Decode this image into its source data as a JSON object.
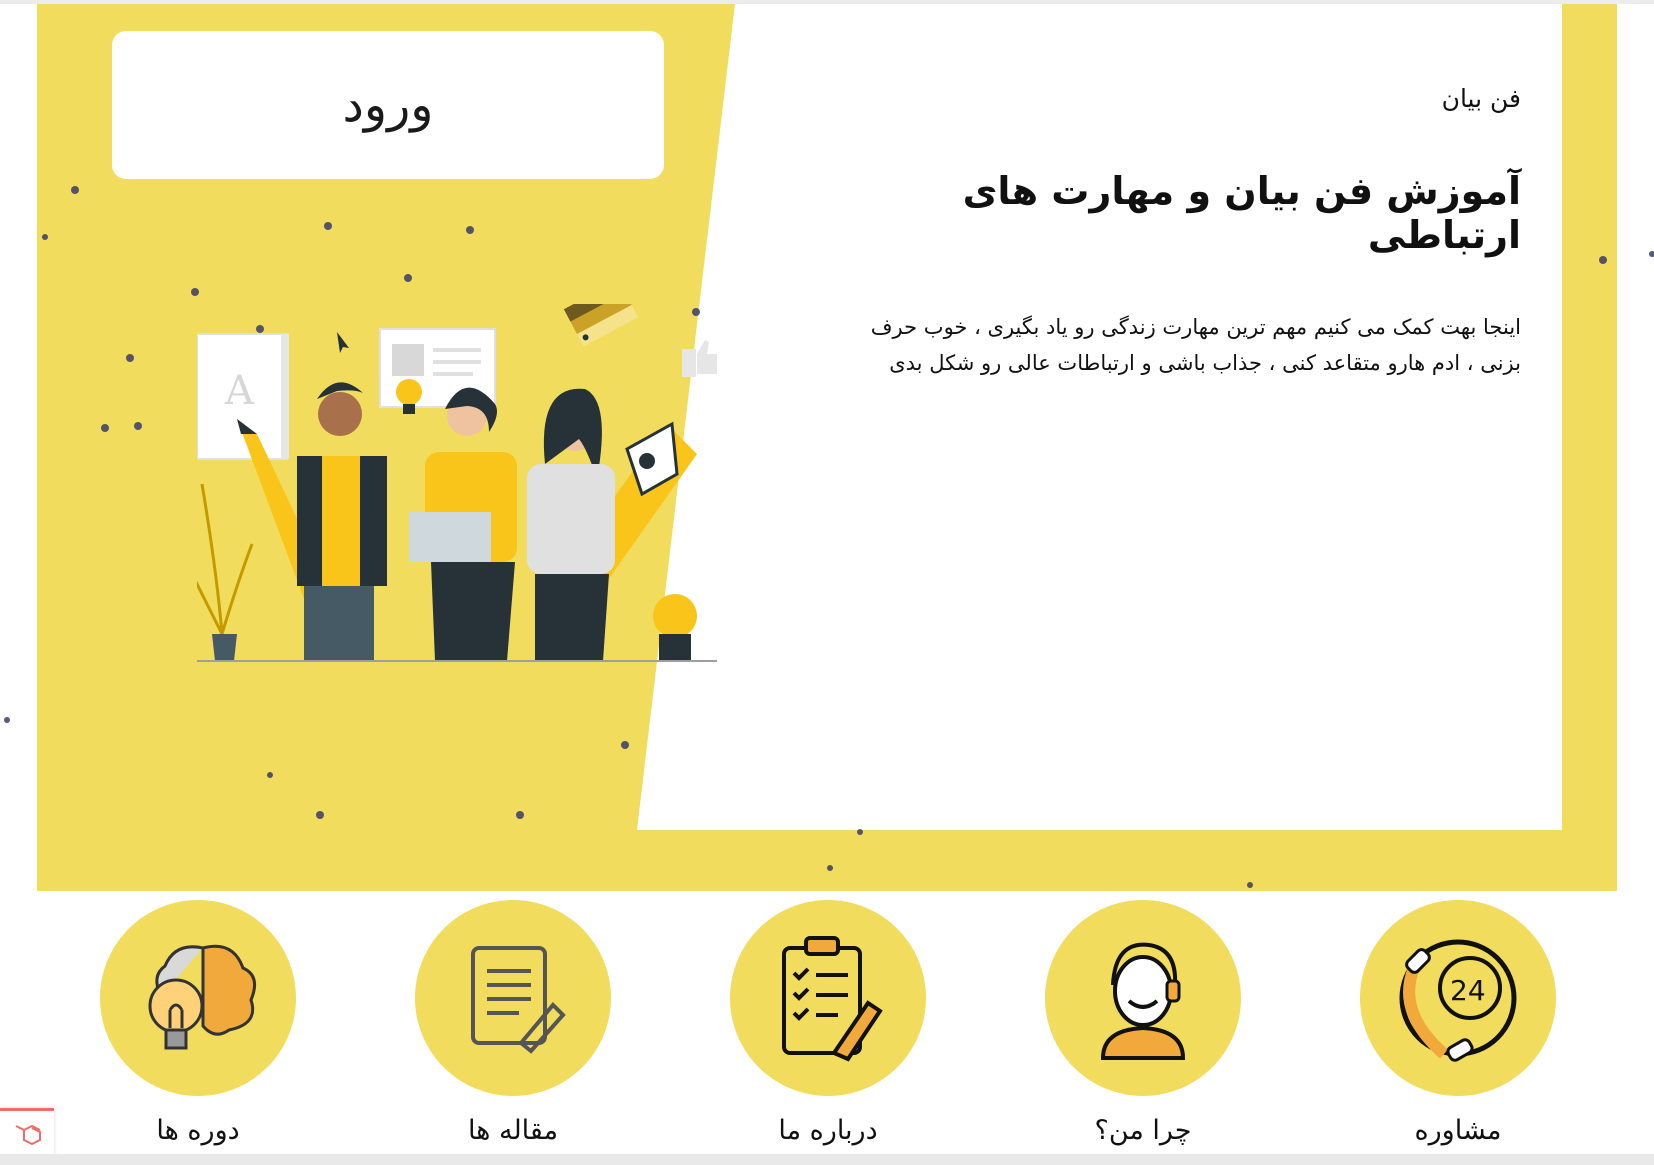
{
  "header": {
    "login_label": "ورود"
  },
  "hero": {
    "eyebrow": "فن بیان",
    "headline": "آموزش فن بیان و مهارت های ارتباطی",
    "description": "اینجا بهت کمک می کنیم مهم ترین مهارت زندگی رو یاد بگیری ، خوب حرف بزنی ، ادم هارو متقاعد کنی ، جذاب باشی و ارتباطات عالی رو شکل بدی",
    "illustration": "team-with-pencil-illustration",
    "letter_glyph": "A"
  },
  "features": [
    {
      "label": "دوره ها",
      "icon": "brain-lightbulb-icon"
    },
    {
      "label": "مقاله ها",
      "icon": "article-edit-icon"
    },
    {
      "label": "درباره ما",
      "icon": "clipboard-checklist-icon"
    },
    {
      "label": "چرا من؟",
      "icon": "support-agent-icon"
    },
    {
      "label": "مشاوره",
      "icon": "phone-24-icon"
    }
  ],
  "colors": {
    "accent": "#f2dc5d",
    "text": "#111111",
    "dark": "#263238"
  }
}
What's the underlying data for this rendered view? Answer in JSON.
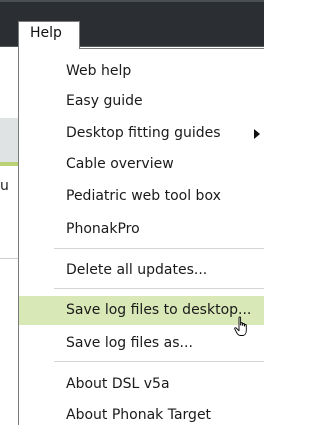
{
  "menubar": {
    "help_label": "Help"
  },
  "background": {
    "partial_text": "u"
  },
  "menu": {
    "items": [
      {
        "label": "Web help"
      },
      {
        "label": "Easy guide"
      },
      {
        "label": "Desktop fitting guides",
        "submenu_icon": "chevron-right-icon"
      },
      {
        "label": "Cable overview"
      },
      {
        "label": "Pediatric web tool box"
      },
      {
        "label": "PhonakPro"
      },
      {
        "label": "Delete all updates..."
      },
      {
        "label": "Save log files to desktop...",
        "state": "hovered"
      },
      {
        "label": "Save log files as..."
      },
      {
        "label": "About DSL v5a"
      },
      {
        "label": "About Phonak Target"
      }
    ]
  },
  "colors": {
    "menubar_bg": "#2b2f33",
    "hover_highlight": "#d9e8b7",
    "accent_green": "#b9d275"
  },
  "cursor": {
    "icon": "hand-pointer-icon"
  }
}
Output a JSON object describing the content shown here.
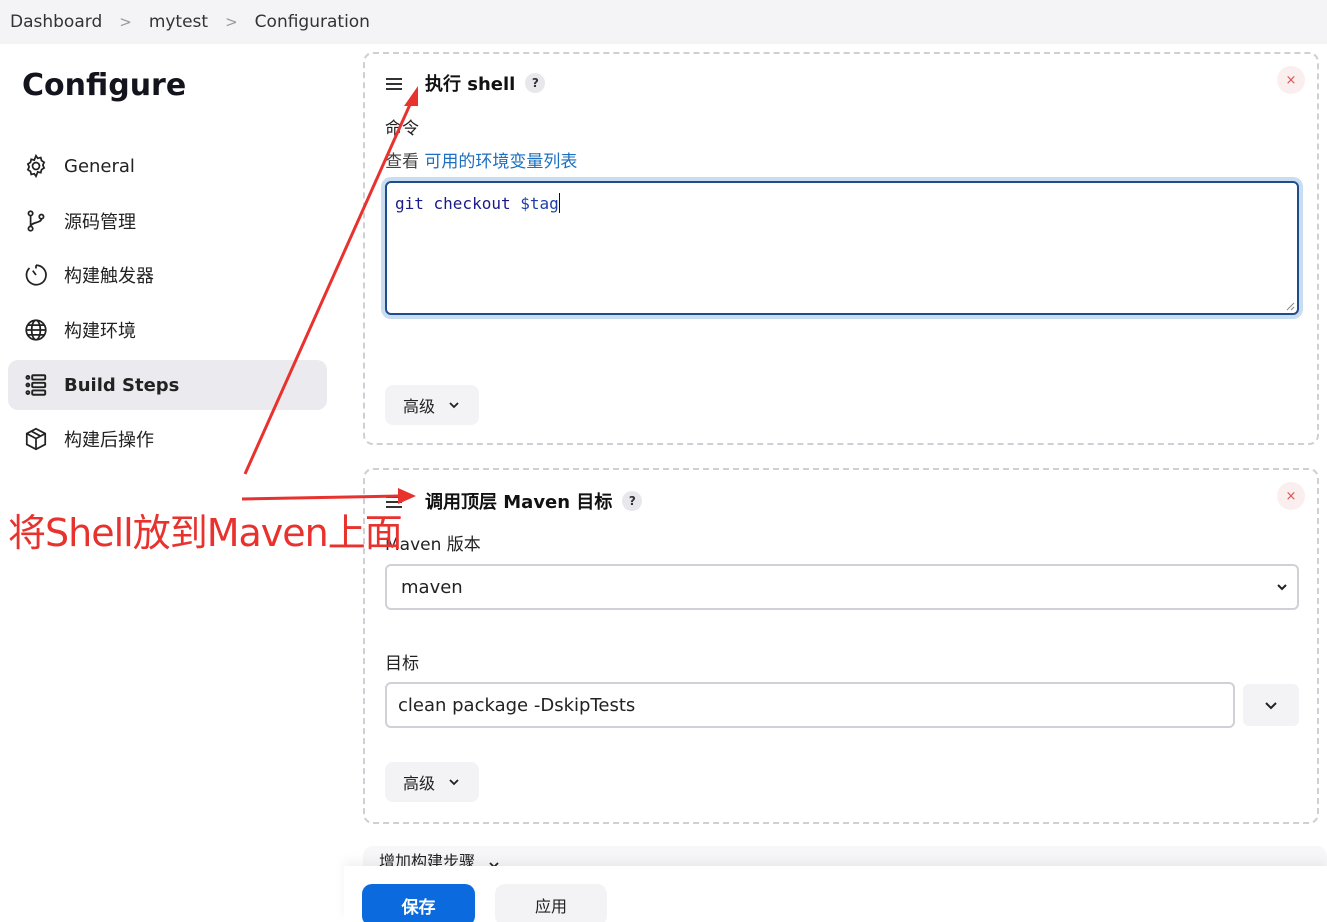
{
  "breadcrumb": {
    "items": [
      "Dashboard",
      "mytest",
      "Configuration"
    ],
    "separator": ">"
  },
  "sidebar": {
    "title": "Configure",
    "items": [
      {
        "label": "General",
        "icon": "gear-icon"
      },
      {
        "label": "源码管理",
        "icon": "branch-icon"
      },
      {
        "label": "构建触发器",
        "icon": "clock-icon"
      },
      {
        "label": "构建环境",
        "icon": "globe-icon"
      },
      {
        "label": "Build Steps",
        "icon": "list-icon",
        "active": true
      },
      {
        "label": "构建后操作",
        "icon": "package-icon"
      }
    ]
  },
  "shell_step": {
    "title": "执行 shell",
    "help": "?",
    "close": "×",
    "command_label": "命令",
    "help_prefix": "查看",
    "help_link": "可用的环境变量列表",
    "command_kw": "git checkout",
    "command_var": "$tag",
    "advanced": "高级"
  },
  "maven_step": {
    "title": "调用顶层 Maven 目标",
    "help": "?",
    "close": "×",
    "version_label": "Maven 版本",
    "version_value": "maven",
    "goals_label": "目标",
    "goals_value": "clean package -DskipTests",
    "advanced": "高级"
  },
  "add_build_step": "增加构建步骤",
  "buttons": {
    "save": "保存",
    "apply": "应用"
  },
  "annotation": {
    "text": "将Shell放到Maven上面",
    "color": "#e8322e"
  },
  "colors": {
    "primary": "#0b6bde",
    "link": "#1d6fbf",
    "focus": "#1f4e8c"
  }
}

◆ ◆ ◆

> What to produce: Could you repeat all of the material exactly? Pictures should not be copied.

> Task answer:
Decode this image into its source data as a JSON object.
{
  "header": {
    "login_label": "ورود"
  },
  "hero": {
    "eyebrow": "فن بیان",
    "headline": "آموزش فن بیان و مهارت های ارتباطی",
    "description": "اینجا بهت کمک می کنیم مهم ترین مهارت زندگی رو یاد بگیری ، خوب حرف بزنی ، ادم هارو متقاعد کنی ، جذاب باشی و ارتباطات عالی رو شکل بدی",
    "illustration": "team-with-pencil-illustration",
    "letter_glyph": "A"
  },
  "features": [
    {
      "label": "دوره ها",
      "icon": "brain-lightbulb-icon"
    },
    {
      "label": "مقاله ها",
      "icon": "article-edit-icon"
    },
    {
      "label": "درباره ما",
      "icon": "clipboard-checklist-icon"
    },
    {
      "label": "چرا من؟",
      "icon": "support-agent-icon"
    },
    {
      "label": "مشاوره",
      "icon": "phone-24-icon"
    }
  ],
  "colors": {
    "accent": "#f2dc5d",
    "text": "#111111",
    "dark": "#263238"
  }
}
What's the underlying data for this rendered view? Answer in JSON.
{
  "menubar": {
    "help_label": "Help"
  },
  "background": {
    "partial_text": "u"
  },
  "menu": {
    "items": [
      {
        "label": "Web help"
      },
      {
        "label": "Easy guide"
      },
      {
        "label": "Desktop fitting guides",
        "submenu_icon": "chevron-right-icon"
      },
      {
        "label": "Cable overview"
      },
      {
        "label": "Pediatric web tool box"
      },
      {
        "label": "PhonakPro"
      },
      {
        "label": "Delete all updates..."
      },
      {
        "label": "Save log files to desktop...",
        "state": "hovered"
      },
      {
        "label": "Save log files as..."
      },
      {
        "label": "About DSL v5a"
      },
      {
        "label": "About Phonak Target"
      }
    ]
  },
  "colors": {
    "menubar_bg": "#2b2f33",
    "hover_highlight": "#d9e8b7",
    "accent_green": "#b9d275"
  },
  "cursor": {
    "icon": "hand-pointer-icon"
  }
}
Output a JSON object describing the content shown here.
{
  "breadcrumb": {
    "items": [
      "Dashboard",
      "mytest",
      "Configuration"
    ],
    "separator": ">"
  },
  "sidebar": {
    "title": "Configure",
    "items": [
      {
        "label": "General",
        "icon": "gear-icon"
      },
      {
        "label": "源码管理",
        "icon": "branch-icon"
      },
      {
        "label": "构建触发器",
        "icon": "clock-icon"
      },
      {
        "label": "构建环境",
        "icon": "globe-icon"
      },
      {
        "label": "Build Steps",
        "icon": "list-icon",
        "active": true
      },
      {
        "label": "构建后操作",
        "icon": "package-icon"
      }
    ]
  },
  "shell_step": {
    "title": "执行 shell",
    "help": "?",
    "close": "×",
    "command_label": "命令",
    "help_prefix": "查看",
    "help_link": "可用的环境变量列表",
    "command_kw": "git checkout",
    "command_var": "$tag",
    "advanced": "高级"
  },
  "maven_step": {
    "title": "调用顶层 Maven 目标",
    "help": "?",
    "close": "×",
    "version_label": "Maven 版本",
    "version_value": "maven",
    "goals_label": "目标",
    "goals_value": "clean package -DskipTests",
    "advanced": "高级"
  },
  "add_build_step": "增加构建步骤",
  "buttons": {
    "save": "保存",
    "apply": "应用"
  },
  "annotation": {
    "text": "将Shell放到Maven上面",
    "color": "#e8322e"
  },
  "colors": {
    "primary": "#0b6bde",
    "link": "#1d6fbf",
    "focus": "#1f4e8c"
  }
}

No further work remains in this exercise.